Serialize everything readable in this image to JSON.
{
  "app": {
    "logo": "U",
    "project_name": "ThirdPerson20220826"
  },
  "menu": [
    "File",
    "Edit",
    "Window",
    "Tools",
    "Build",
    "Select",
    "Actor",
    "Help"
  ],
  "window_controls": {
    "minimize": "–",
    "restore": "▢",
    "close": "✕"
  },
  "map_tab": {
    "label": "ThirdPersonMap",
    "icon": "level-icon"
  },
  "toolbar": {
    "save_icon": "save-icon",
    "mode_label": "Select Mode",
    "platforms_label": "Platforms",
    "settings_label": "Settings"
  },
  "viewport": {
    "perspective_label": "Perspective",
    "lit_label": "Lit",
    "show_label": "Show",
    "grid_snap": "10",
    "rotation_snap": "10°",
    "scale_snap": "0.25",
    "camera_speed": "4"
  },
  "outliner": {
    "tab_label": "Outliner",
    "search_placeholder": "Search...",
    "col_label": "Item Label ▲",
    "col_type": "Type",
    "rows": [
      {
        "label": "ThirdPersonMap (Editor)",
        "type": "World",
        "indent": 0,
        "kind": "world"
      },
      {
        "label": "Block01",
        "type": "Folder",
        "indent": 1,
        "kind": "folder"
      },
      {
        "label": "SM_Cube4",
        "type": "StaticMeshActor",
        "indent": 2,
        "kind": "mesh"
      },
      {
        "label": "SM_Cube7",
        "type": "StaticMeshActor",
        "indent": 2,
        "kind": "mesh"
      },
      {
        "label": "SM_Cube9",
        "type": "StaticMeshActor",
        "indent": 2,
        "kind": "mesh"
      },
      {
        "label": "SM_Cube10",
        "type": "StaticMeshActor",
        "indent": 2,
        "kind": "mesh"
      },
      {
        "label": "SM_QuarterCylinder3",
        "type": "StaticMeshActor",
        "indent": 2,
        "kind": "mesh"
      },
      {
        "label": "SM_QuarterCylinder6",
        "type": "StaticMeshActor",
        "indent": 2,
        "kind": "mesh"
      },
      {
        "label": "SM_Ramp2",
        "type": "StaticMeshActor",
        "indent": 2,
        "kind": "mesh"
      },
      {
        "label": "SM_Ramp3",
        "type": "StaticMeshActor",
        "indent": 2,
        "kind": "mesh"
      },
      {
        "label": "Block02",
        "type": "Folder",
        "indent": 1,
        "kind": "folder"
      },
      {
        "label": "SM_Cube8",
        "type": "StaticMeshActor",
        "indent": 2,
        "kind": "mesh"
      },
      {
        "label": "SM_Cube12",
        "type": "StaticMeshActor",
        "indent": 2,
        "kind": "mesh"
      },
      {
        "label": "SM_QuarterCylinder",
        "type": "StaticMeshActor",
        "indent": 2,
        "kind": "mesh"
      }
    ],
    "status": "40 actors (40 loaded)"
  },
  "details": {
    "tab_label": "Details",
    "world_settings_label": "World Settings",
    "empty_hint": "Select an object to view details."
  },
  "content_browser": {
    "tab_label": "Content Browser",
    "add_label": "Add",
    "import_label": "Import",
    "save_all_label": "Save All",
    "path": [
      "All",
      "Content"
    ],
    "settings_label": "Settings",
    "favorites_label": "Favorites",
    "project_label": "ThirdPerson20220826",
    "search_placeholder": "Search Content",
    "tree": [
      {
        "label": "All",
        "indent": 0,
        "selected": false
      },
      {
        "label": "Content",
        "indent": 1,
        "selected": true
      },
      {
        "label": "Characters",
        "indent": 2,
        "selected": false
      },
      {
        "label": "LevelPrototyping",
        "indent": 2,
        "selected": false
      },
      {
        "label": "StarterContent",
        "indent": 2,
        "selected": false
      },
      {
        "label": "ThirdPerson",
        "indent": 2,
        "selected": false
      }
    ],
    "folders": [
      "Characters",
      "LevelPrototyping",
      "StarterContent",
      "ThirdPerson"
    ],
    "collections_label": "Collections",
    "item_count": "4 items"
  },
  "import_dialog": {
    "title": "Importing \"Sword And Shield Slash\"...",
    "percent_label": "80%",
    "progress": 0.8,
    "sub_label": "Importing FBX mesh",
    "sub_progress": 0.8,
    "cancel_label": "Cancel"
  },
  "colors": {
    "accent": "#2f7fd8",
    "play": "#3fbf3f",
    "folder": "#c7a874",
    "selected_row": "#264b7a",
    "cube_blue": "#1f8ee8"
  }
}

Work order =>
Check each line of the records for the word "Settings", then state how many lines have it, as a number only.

Response to this exercise =>
3